The report revealed that two contract psychologists devised the CIA's enhanced interrogation techniques and played a central role in the operation, assessments, and management of the CIA's Detention and Interrogation Program. By 2005, the CIA contracted with two psychologists to develop, operate, and assess its interrogation operations. The psychologists' prior experience was at the US Air Force Survival, Evasion, Resistance and Escape (SERE) school. Neither psychologist had any experience as an interrogator, nor did either have specialized knowledge of al-Qaida, a background in counterterrorism or any relevant cultural or linguistic expertise. 

On the CIA's behalf, the contract psychologists developed theories of interrogation based on "learned helplessness" and developed the list of enhanced techniques that was approved for use against Abu Zubaydah and subsequent CIA detainees.

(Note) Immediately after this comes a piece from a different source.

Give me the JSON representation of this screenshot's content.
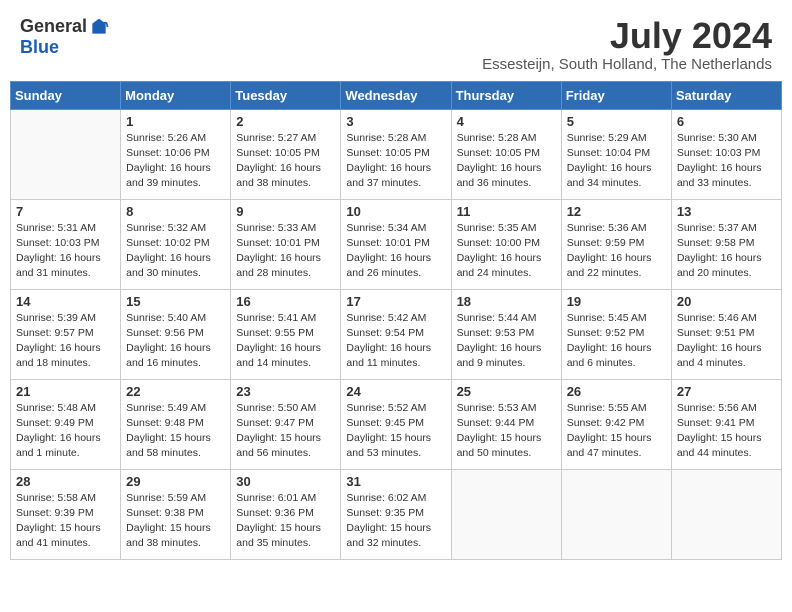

The psychologists personally conducted interrogations of some of the CIA's most significant detainees using these techniques. 

In 2005, the psychologists formed a company specifically for the purpose of conducting their work with the CIA. Shortly thereafter, the CIA outsourced virtually all aspects of the program. 

In 2006, the value of the CIA's base contract with the company formed by the psychologists with all options exercised was in excess of $180 million; the contractors received $81 million prior to the contract's termination in 2009. 

To produce the report, the Committee spent five years reading and analyzing more than 6.3 million pages of CIA documents. 

The review produced a more than 6,000 page review that was condensed into a 525-page summary the committee released on Tuesday. 

A glimpse of techniques details how the CIA employed sleep deprivation to wear down victims: keeping them awake for 180 hours usually standing or in stress positions. Other techniques included rectal rehydration, ice water baths and threatening detainees with threats to harm detainees' families, including threats to "sexually abuse the mother of a detainee". 

The Committee however concluded that the use of the CIA's enhanced interrogation techniques was not an effective means of obtaining accurate information or gaining detainee cooperation.